U of M alumni offer their Black History best-ever choices

Kim Prince

Both University of Minnesota basketball teams last month held their respective annual alumni days. It presented the perfect opportunity to ask several former male and female Gopher players, as well as others, their thoughts on their best-evers.

Melvin Newbern (1987-90): “Julius Erving. I loved the way he played the game and how he carried himself. Another player and the reason why I wore [uniform] number 34 [in high school] is Len Bias. He was a horse on the basketball court in any stage of the game and literally could win the game on his own. And my brother Marcus Newbern — he played high school ball and college ball.”

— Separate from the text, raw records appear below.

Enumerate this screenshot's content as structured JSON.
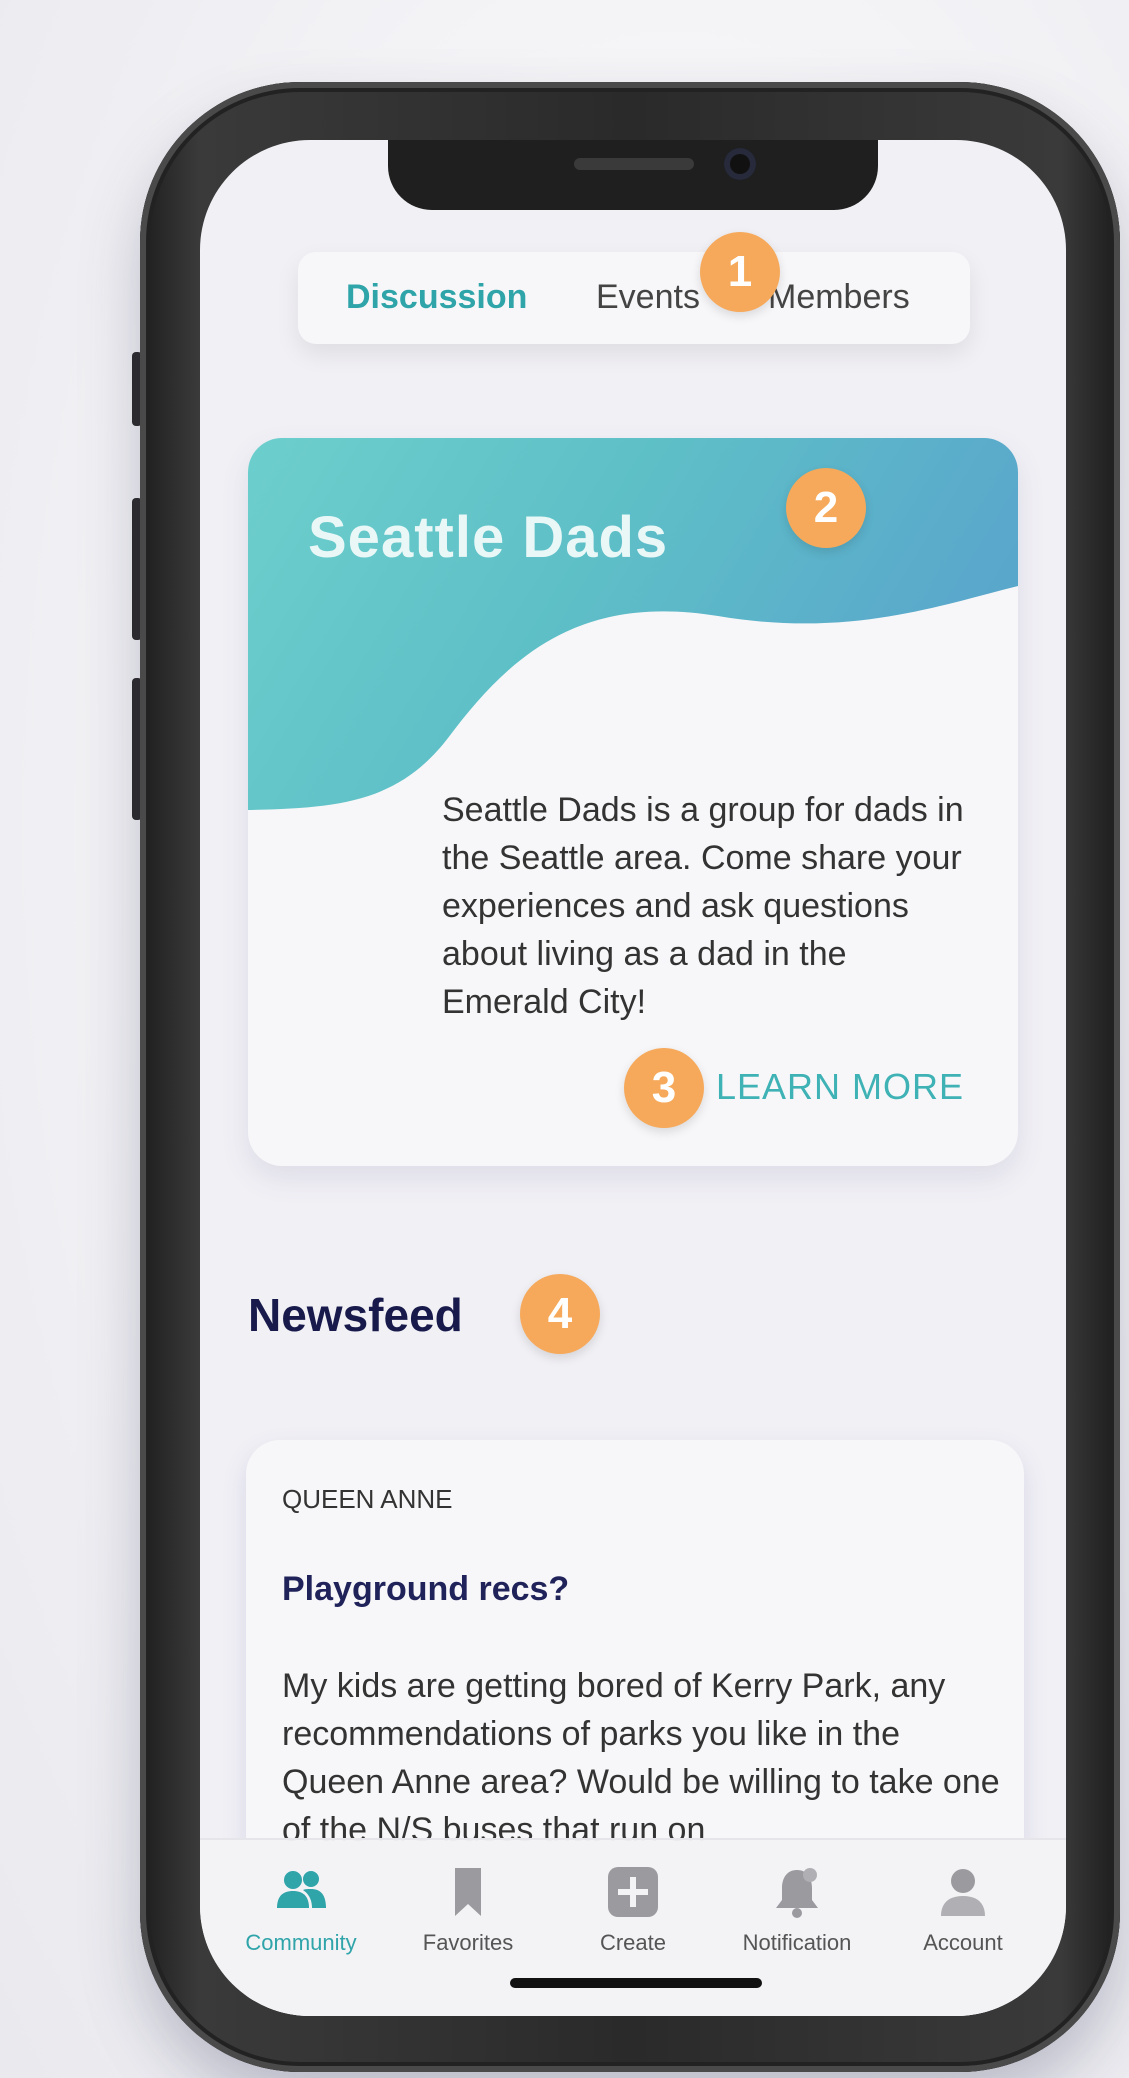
{
  "tabs": [
    {
      "label": "Discussion",
      "active": true
    },
    {
      "label": "Events",
      "active": false
    },
    {
      "label": "Members",
      "active": false
    }
  ],
  "group": {
    "title": "Seattle Dads",
    "description": "Seattle Dads is a group for dads in the Seattle area. Come share your experiences and ask questions about living as a dad in the Emerald City!",
    "learn_more": "LEARN MORE"
  },
  "newsfeed": {
    "title": "Newsfeed",
    "post": {
      "location": "QUEEN ANNE",
      "title": "Playground recs?",
      "body": "My kids are getting bored of Kerry Park, any recommendations of parks you like in the Queen Anne area? Would be willing to take one of the N/S buses that run on"
    }
  },
  "bottom_nav": [
    {
      "label": "Community",
      "icon": "community-icon",
      "active": true
    },
    {
      "label": "Favorites",
      "icon": "bookmark-icon",
      "active": false
    },
    {
      "label": "Create",
      "icon": "plus-icon",
      "active": false
    },
    {
      "label": "Notification",
      "icon": "bell-icon",
      "active": false
    },
    {
      "label": "Account",
      "icon": "user-icon",
      "active": false
    }
  ],
  "callouts": [
    "1",
    "2",
    "3",
    "4"
  ],
  "colors": {
    "accent_teal": "#2fa4a9",
    "callout_orange": "#f6a95a",
    "heading_navy": "#171a4a"
  }
}
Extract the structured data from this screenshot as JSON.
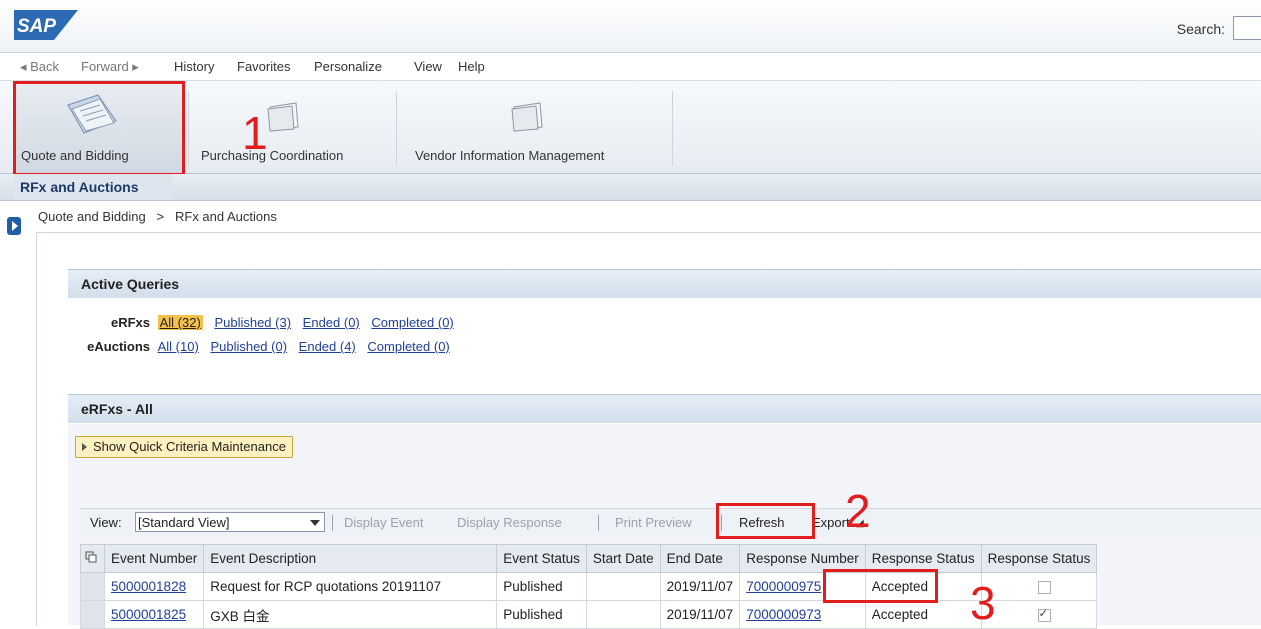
{
  "header": {
    "search_label": "Search:",
    "search_value": ""
  },
  "menu": {
    "back": "◂ Back",
    "forward": "Forward ▸",
    "items": [
      "History",
      "Favorites",
      "Personalize",
      "View",
      "Help"
    ]
  },
  "launchpad": {
    "tiles": [
      {
        "label": "Quote and Bidding"
      },
      {
        "label": "Purchasing Coordination"
      },
      {
        "label": "Vendor Information Management"
      }
    ]
  },
  "subtab": {
    "label": "RFx and Auctions"
  },
  "breadcrumb": {
    "part1": "Quote and Bidding",
    "sep": ">",
    "part2": "RFx and Auctions"
  },
  "annotations": {
    "n1": "1",
    "n2": "2",
    "n3": "3"
  },
  "active_queries": {
    "title": "Active Queries",
    "erfx_label": "eRFxs",
    "erfx_links": [
      "All (32)",
      "Published (3)",
      "Ended (0)",
      "Completed (0)"
    ],
    "eauction_label": "eAuctions",
    "eauction_links": [
      "All (10)",
      "Published (0)",
      "Ended (4)",
      "Completed (0)"
    ]
  },
  "erfx_panel": {
    "title": "eRFxs - All",
    "quick_criteria": "Show Quick Criteria Maintenance",
    "toolbar": {
      "view_label": "View:",
      "view_value": "[Standard View]",
      "display_event": "Display Event",
      "display_response": "Display Response",
      "print_preview": "Print Preview",
      "refresh": "Refresh",
      "export": "Export"
    },
    "columns": [
      "Event Number",
      "Event Description",
      "Event Status",
      "Start Date",
      "End Date",
      "Response Number",
      "Response Status",
      "Response Status"
    ],
    "rows": [
      {
        "event_number": "5000001828",
        "description": "Request for RCP quotations 20191107",
        "status": "Published",
        "start": "",
        "end": "2019/11/07",
        "response_number": "7000000975",
        "response_status": "Accepted",
        "checked": false
      },
      {
        "event_number": "5000001825",
        "description": "GXB 白金",
        "status": "Published",
        "start": "",
        "end": "2019/11/07",
        "response_number": "7000000973",
        "response_status": "Accepted",
        "checked": true
      }
    ]
  }
}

Ellen Stewart (1988-89): “Teri Snoddy — she played in the ’70s at North. She was the first woman I ever saw dunk a basketball.”

Walter Bond (1988-91): “When I came out of Chicago, it was Marcus Liberty, the number-one high school player in the country. He didn’t have the pro career people thought [he would have], but he was the best high school player I’ve ever seen. Incredible talent and a good guy. He was the LeBron James of his time. Karl Malone, who I played with at Utah, was an unbelievable talent. Those are the two that stick out in my mind.”

Lea (Bergin) Olsen (1988-90): “Cheryl Miller and Lisa Leslie. I always looked at them because they were tall post players. The McGee twins [Pam and Paula, Miller’s college teammates at Southern Cal] also changed the game.”

Kim Prince (1999-2003): “[Leslie] had all the fundamentals that it takes to be an all-around player. She always will be the one I looked up [to].”

Dana (Joubert) Hayes (1988-92): “Lynette Woodard. She was just a phenomenal athlete, not just a basketball player. When I first started, she was in college, and I loved to watch her play.”

“I have to go with Cheryl Miller — hard, tough minded, and just a go-getter,” said Crystal (Flint) Lanoue (1991-94) of the four-time All-American and two-time national champion. She and Darrell Thompson (football) are among 22 distinguished Black athletes recognized on the Big Ten’s Black History Month website, which also features stories on Moses “Fleetwood” Walker, the conference’s first Black athlete, and Jesse Owens, who attended Ohio State. “Seeing the people that also are featured, it is a great honor. It’s pretty cool.”

Minnesota Men’s Coach Tubby Smith: “I tried to recruit Michael Jordan out of high school. I got to see, touch, feel and shake [Jordan’s] hand before he became great. To see him in the 11th grade, and then see what he achieved, I would say he was the greatest.”

MSR sports intern Onika Nicole Craven: “Daphne [Walker] was a year older than I was, but [I was] watching her at Franklin Junior High; [she] then went on to North. When I was a freshman in college four years later, I got to watch Daphne be a big post player and got to play with her [at Rainy River Community College]. She was an all-around player — she could get the rebound off the board and get down to the other end, dish it off or take it to the hole. I got to watch her game and her [work] ethic.”

Olsen also likes a current sophomore at Ohio State, who played Minnesota last Sunday. “I thought Tayler Hill at [Minneapolis] South handled the fundamentals of basketball — she was the best I’ve seen in Minnesota in a long time,” noted the local broadcaster. “Her ability to make it look easy… When people make it look easy, you know they are at a different level.”

Sheryl Swoopes also tops Olsen’s list — the two-time All-American and 1993 national player of the year led all NCAA tournament players in scoring and rebounding as she led her 1993 Texas Tech squad to a national title. She was also a founding player of the WNBA, playing on four championship teams, and was a three-time MVP.

“She got people to watch girls’ basketball [in the 1990s] who hadn’t watched it before because of her finesse and the way she [played],” continued Olsen on the all-but-certain-to-be Hall-of-Famer. “I always liked her style.”

Over a decade after her collegiate career concluded, Lanoue admitted that she was taken aback when a Big Ten spokesperson contacted her last month. “It is definitely an honor to be chosen, so I guess I’m still relevant. I graduated in 1994, and 17 years later, it makes me think that I played Big Ten basketball, and that means something.”

Lynx Lines

Teammates Seimone Augustus and Monica Wright recently were voted as starters on the “Rest of the World” team for the March 8 EuroLeague All-Star Game.

Next week: a columnist’s best ever.
Charles Hallman welcomes reader responses to challman@spokesman-recorder.com.